But when given the choice, free agents continue to shy away from the Boston Celtics.

Hopefully we won't have to wait another generation before that starts to change.

Rich can be reached at rlevine@comcastsportsnet.com. Follow Rich on Twitter at http:twitter.comrich_levine

Blakely: Thomas isn't a starter, but new All-Star voting is an improvement

Blakely: Thomas isn't a starter, but new All-Star voting is an improvement

BOSTON – There’s certainly some disappointment among Celtics Nation that Isaiah Thomas just missed out on being an All-Star starter in the East.

But one thing we can certainly see with the new voting system … it works way better than the old way of choosing starters.

This was the first year that the NBA decided to allow current NBA players as well as a select panel of media choose who the starting five in the Eastern and Western Conferences would be.

The fan vote would count for 50 percent while media and players would each represent 25 percent of the final tally.

From there, the players would receive a fan ranking, a media ranking and a player ranking.

Because of the aforementioned breakdown – fans count for 50 percent while media and players represent 25 percent of the vote – the fan ranking would be counted twice while the media and player rankings would be counted once.

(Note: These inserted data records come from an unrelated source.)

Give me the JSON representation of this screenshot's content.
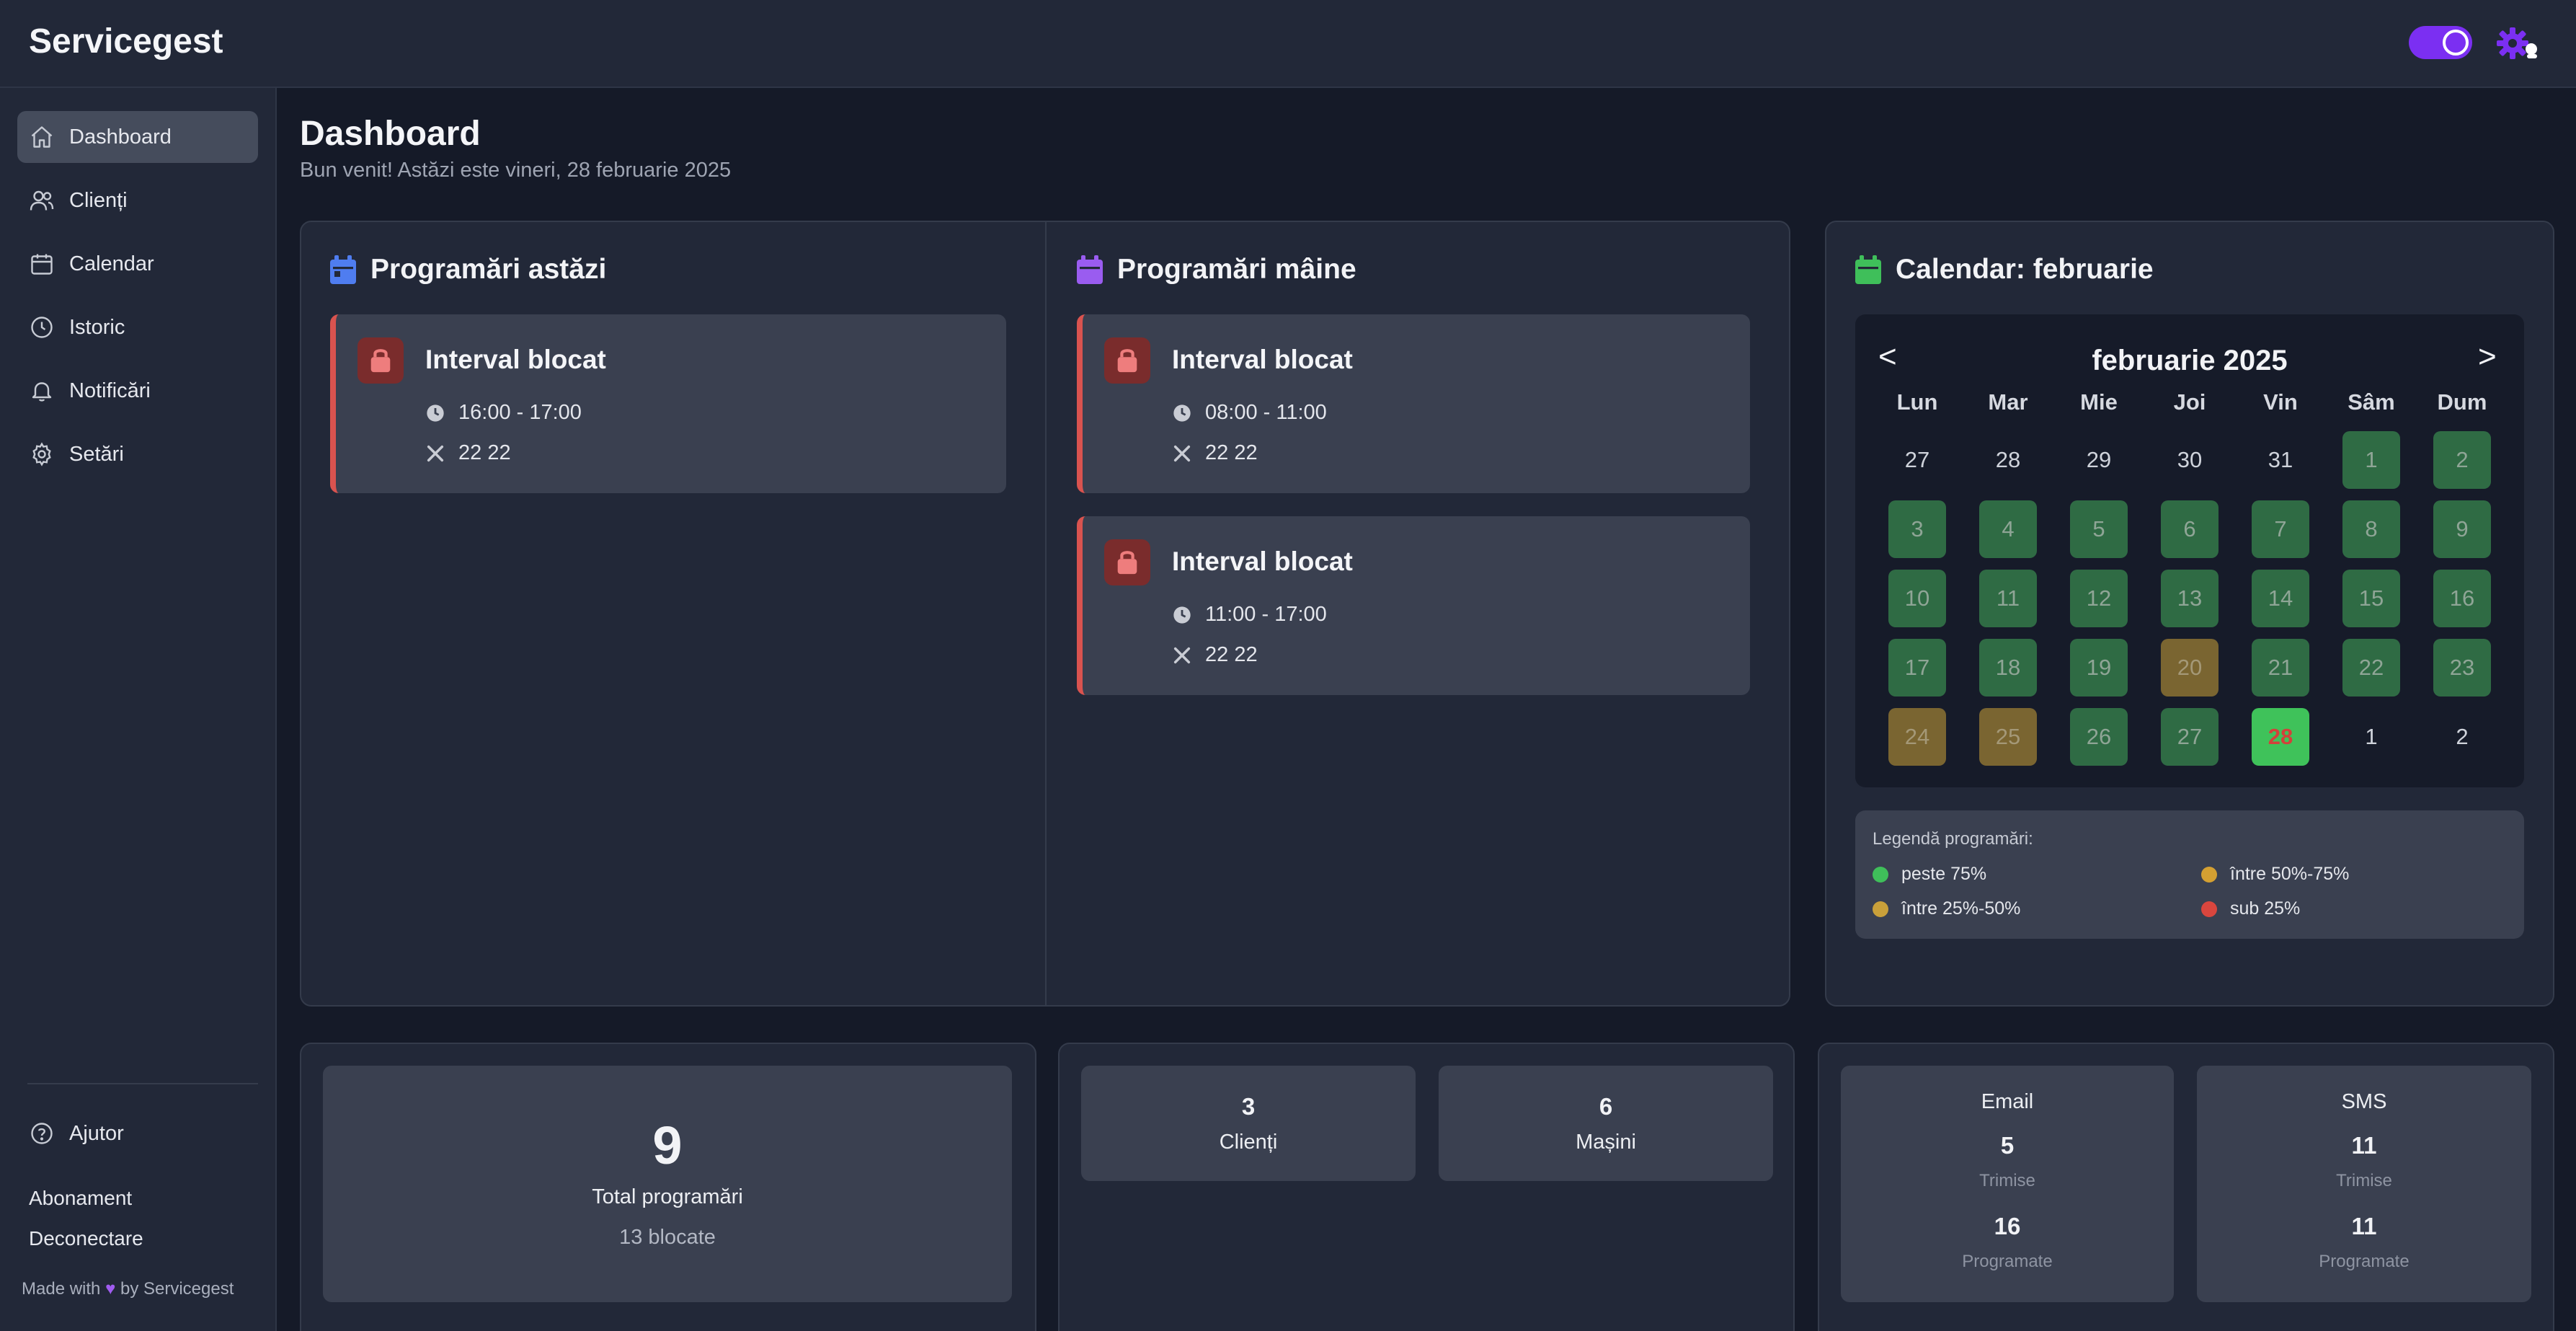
{
  "app": {
    "brand": "Servicegest"
  },
  "sidebar": {
    "items": [
      {
        "label": "Dashboard",
        "icon": "home-icon",
        "active": true
      },
      {
        "label": "Clienți",
        "icon": "users-icon"
      },
      {
        "label": "Calendar",
        "icon": "calendar-icon"
      },
      {
        "label": "Istoric",
        "icon": "clock-icon"
      },
      {
        "label": "Notificări",
        "icon": "bell-icon"
      },
      {
        "label": "Setări",
        "icon": "gear-icon"
      }
    ],
    "help": "Ajutor",
    "subscription": "Abonament",
    "logout": "Deconectare",
    "footer_prefix": "Made with",
    "footer_suffix": "by Servicegest"
  },
  "page": {
    "title": "Dashboard",
    "subtitle": "Bun venit! Astăzi este vineri, 28 februarie 2025"
  },
  "today": {
    "title": "Programări astăzi",
    "items": [
      {
        "title": "Interval blocat",
        "time": "16:00 - 17:00",
        "detail": "22 22"
      }
    ]
  },
  "tomorrow": {
    "title": "Programări mâine",
    "items": [
      {
        "title": "Interval blocat",
        "time": "08:00 - 11:00",
        "detail": "22 22"
      },
      {
        "title": "Interval blocat",
        "time": "11:00 - 17:00",
        "detail": "22 22"
      }
    ]
  },
  "calendar": {
    "title": "Calendar: februarie",
    "month_label": "februarie 2025",
    "prev": "<",
    "next": ">",
    "weekdays": [
      "Lun",
      "Mar",
      "Mie",
      "Joi",
      "Vin",
      "Sâm",
      "Dum"
    ],
    "weeks": [
      [
        {
          "d": "27",
          "s": "plain"
        },
        {
          "d": "28",
          "s": "plain"
        },
        {
          "d": "29",
          "s": "plain"
        },
        {
          "d": "30",
          "s": "plain"
        },
        {
          "d": "31",
          "s": "plain"
        },
        {
          "d": "1",
          "s": "green"
        },
        {
          "d": "2",
          "s": "green"
        }
      ],
      [
        {
          "d": "3",
          "s": "green"
        },
        {
          "d": "4",
          "s": "green"
        },
        {
          "d": "5",
          "s": "green"
        },
        {
          "d": "6",
          "s": "green"
        },
        {
          "d": "7",
          "s": "green"
        },
        {
          "d": "8",
          "s": "green"
        },
        {
          "d": "9",
          "s": "green"
        }
      ],
      [
        {
          "d": "10",
          "s": "green"
        },
        {
          "d": "11",
          "s": "green"
        },
        {
          "d": "12",
          "s": "green"
        },
        {
          "d": "13",
          "s": "green"
        },
        {
          "d": "14",
          "s": "green"
        },
        {
          "d": "15",
          "s": "green"
        },
        {
          "d": "16",
          "s": "green"
        }
      ],
      [
        {
          "d": "17",
          "s": "green"
        },
        {
          "d": "18",
          "s": "green"
        },
        {
          "d": "19",
          "s": "green"
        },
        {
          "d": "20",
          "s": "yellow"
        },
        {
          "d": "21",
          "s": "green"
        },
        {
          "d": "22",
          "s": "green"
        },
        {
          "d": "23",
          "s": "green"
        }
      ],
      [
        {
          "d": "24",
          "s": "yellow"
        },
        {
          "d": "25",
          "s": "yellow"
        },
        {
          "d": "26",
          "s": "green"
        },
        {
          "d": "27",
          "s": "green"
        },
        {
          "d": "28",
          "s": "today"
        },
        {
          "d": "1",
          "s": "plain"
        },
        {
          "d": "2",
          "s": "plain"
        }
      ]
    ],
    "colors": {
      "green": "#2f6b44",
      "yellow": "#7a6531",
      "today": "#3fc25a"
    }
  },
  "legend": {
    "title": "Legendă programări:",
    "items": [
      {
        "label": "peste 75%",
        "color": "#3fbf5a"
      },
      {
        "label": "între 50%-75%",
        "color": "#d4a032"
      },
      {
        "label": "între 25%-50%",
        "color": "#c9a03a"
      },
      {
        "label": "sub 25%",
        "color": "#d9463e"
      }
    ]
  },
  "stats": {
    "total_value": "9",
    "total_label": "Total programări",
    "blocked": "13 blocate",
    "clients_value": "3",
    "clients_label": "Clienți",
    "cars_value": "6",
    "cars_label": "Mașini",
    "email": {
      "title": "Email",
      "sent_value": "5",
      "sent_label": "Trimise",
      "scheduled_value": "16",
      "scheduled_label": "Programate"
    },
    "sms": {
      "title": "SMS",
      "sent_value": "11",
      "sent_label": "Trimise",
      "scheduled_value": "11",
      "scheduled_label": "Programate"
    }
  }
}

Let’s look at Isaiah Thomas’ situation which ultimately came down to him and Toronto’s DeMar DeRozan for the final starting spot in the backcourt.

Thomas was fourth in the fan voting, second in the player voting and first among guards in the media voting. So when you add the fan voting (4 *2) + player voting (2 *1) + media voting (1*1), you get a total of 11 which is then divided by 4 to arrive at a score of 2.75.

Now let’s look at DeRozan.

He was third in the fan voting, third in the player ranking and second in the media voting among guards. So his score when you add the fan voting (3*2) + player voting (3*1) + media voting (2*1), you get a total of 11 which when divided by 4 brings you to a score of 2.75 – same as Thomas.

The tiebreaker was the fan vote which meant DeRozan and not Thomas, would get the starting nod in next month’s All-Star game.

As much as it may suck that Thomas lost out because of this system, he would not have had a shot at being a starter under the old system in which the fans were the ones to pick starters.

In fact, it would have been Chicago’s Dwyane Wade in the starting lineup under the old system.

No disrespect to D-Wade, but he has not had an All-Star worthy season. And had the old system been in place, he would be an all-star and thus take up a roster spot of another player who frankly, is more deserving.

And if you take a glance out West, they too would have had a starter who has not had an All-Star caliber season.

Golden State’s Zaza Pachulia finished second in the voting among Western Conference forwards, fueled in large part to his home country, Georgia, voting early and often for him. Because of the media and player voting, Pachulia wound up sixth among Western Conference big men which is still too high when you consider some of the players behind him – Memphis’ Marc Gasol, Minnesota’s Karl-Anthony Towns, San Antonio’s LaMarcus Aldridge and Los Angeles Clippers’ DeAndre Jordan – who are all having better seasons.

While no one would say this new system is perfect, considering how this year’s voting would have panned out under the old rules, this change by the league is a good one that should stick around.

NOTE: I was among the media panelists selected by the NBA to vote for this year’s All-Star starters. My selections in the East were Cleveland’s LeBron James, Kevin Love and Milwaukee’s Giannis Antetokounmpo in the frontcourt with Cleveland’s Kyrie Irving and Boston’s Isaiah Thomas in the backcourt. My Western Conference selections were Kevin Durant of Golden State, Anthony Davis of New Orleans and Kawhi Leonard of San Antonio in the frontcourt, with Houston’s James Harden and Oklahoma City’s Russell Westbrook in the backcourt.